Some states have done well on COVID-19 distribution. Others haven’t. It apparently doesn’t matter if you’re large or small. In the US, states were given vaccines based on CDC information and consultation with them. The states then designed their own distribution and priorities. Here’s a running tally on Becker’s Hospital Review Meanwhile, back in Hackerville, the European Medicines Agency (EMA) confirmed on 12 January that data relating to regulatory submissions by Moderna, Pfizer, and BioNTech that were on a hacked server was leaked to the internet. Becker’s

In IPO/M&A news:

Centene Corporation is acquiring Magellan Health, a behavioral health, specialty healthcare, and pharmacy management company, for $2.2 billion. Centene continues its transformation into a UnitedHealthcare structured company, with payer programs on one side and health services including population health management, data analytics and other areas of health tech on the other side. Magellan will be operated independently. The deal requires Federal and state review, and is expected to close in second half 2021. Release  Magellan this week announced its lead investment in a $20 million Series B raise by Philadelphia-based NeuroFlow, a clinical behavioral health monitoring system. Philadelphia Business Journal

Amwell announced a public offering of over 11 million shares. The date and pricing for the offering were not mentioned in the release, but at the current share price of $28, this would raise in excess of $308 million.
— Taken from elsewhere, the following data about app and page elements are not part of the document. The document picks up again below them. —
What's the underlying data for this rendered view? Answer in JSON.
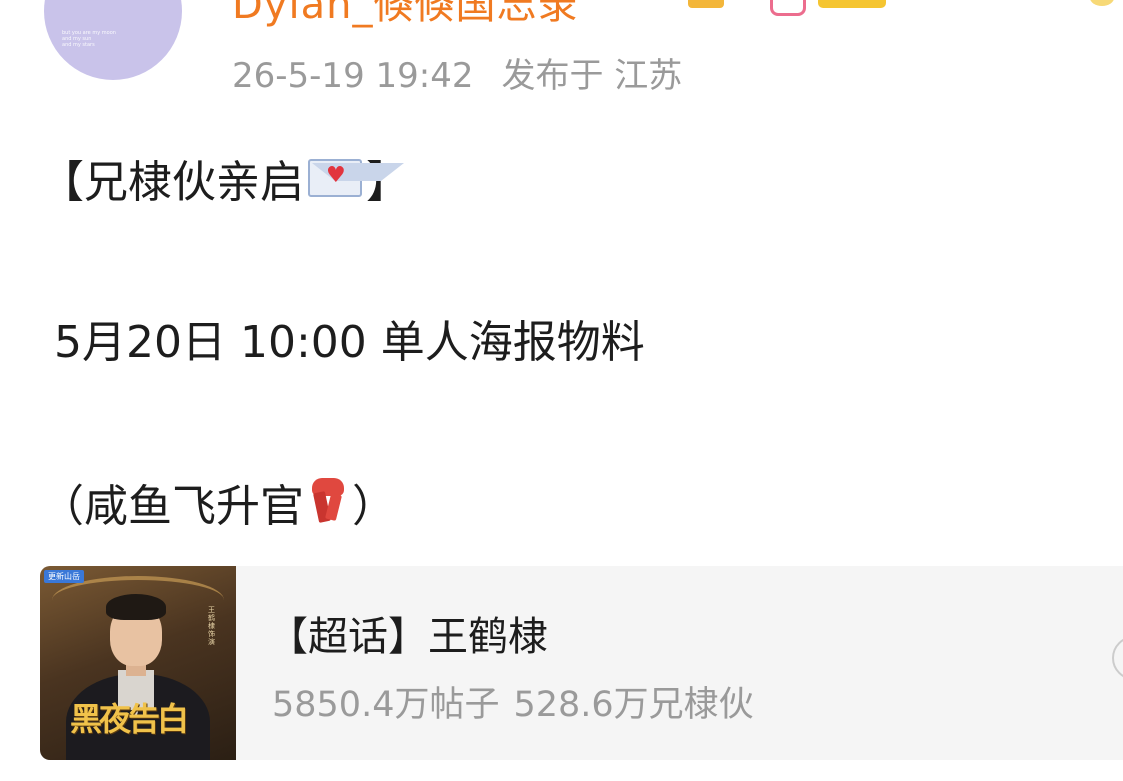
{
  "post": {
    "author_name": "Dylan_倏倏国忘录",
    "timestamp": "26-5-19 19:42",
    "location": "发布于 江苏",
    "avatar_text": "but you are my moon\nand my sun\nand my stars"
  },
  "content": {
    "line1_prefix": "【兄棣伙亲启",
    "line1_icon": "love-letter-icon",
    "line1_suffix": "】",
    "line2": "5月20日 10:00 单人海报物料",
    "line3_prefix": "（咸鱼飞升官",
    "line3_icon": "scarf-icon",
    "line3_suffix": "）"
  },
  "topic_card": {
    "title": "【超话】王鹤棣",
    "posts": "5850.4万帖子",
    "members": "528.6万兄棣伙",
    "thumb_tag": "更新山岳",
    "thumb_title": "黑夜告白",
    "thumb_vertical": "王鹤棣饰演"
  },
  "colors": {
    "username": "#f07a21",
    "meta": "#9a9a9a",
    "text": "#1d1d1d",
    "card_bg": "#f5f5f5",
    "avatar_bg": "#c9c3ea"
  }
}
This is on top of their socko IPO last September which raised in excess of $700 million. 

Behavioral therapy continues to be hot, with online behavioral therapy company Talkspace going the SPAC ‘blank check’ route in merging with investor company Hudson Executive Investment. It provides them with $250 million cash. Estimated net revenue is $125 million in 2021, up 69 percent from 2020, creating an enterprise value of $1.4 bn, which is quite a reach. Healthcare Dive, release.
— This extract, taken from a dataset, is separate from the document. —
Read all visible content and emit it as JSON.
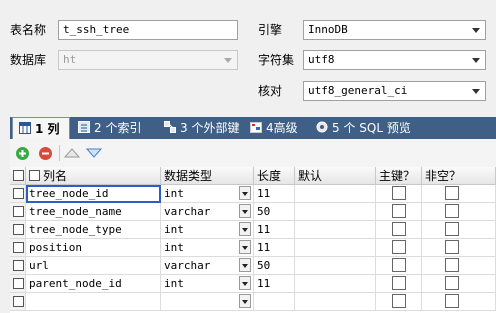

Medicare Advantage payer Clover Health of Jersey City, NJ also went the SPAC route this week with Social Capital Hedosophia Holdings Corp. III, giving it an enterprise value of approximately $3.7 billion. Clover Health styles itself as a health tech company as it analyzes member health and behavioral data to improve medical outcomes and lower costs for patients, many of whom have multiple chronic conditions or are classified as underserved.  Release

Israel’s Itamar Health, which focuses on integrating sleep apnea management into the cardiac patient care pathway, is buying SF-based Spry Health for an undisclosed amount. Founded in 2014, Spry has an FDA-cleared wrist-worn device, the Loop System, that monitors SpO2, respiration rate, and heart rate. Itamar plans to develop a wrist-worn device based on their Peripheral Arterial Tonometry (PAT) immediately, with initial market launch anticipated in 2022. Release

Hinge Health’s Series D raised $300 million and a new valuation of the company at $3 bn. (Remember when $1 bn was a unicorn amount?) Hinge’s specialty is musculoskeletal–a virtual MSK Clinic for back and joint pain care and rehab including access to physical therapists, physicians, health coaches, and wearable sensors to guide exercise therapy. Release

In startup news…Under the radar, Japan has been developing a crop of health tech startups. They were highlighted at this year’s virtual CES by Jetro–the Japan External Trade Organization. Their CES web page has a teaser video and sortable profiles on companies, many of which look very interesting. According to their materials, there are perhaps 10,000 Japan startups but few of them make it out of Japan. This Editor looked forward to their presentation on ‘Turning the Super Aging Society into a Super Smart Society’ yesterday evening, but virtual doesn’t mean that links work or events actually happen, so our reporting will attach some statistics on their super-aging society, as well as a comparison with other countries (PDF).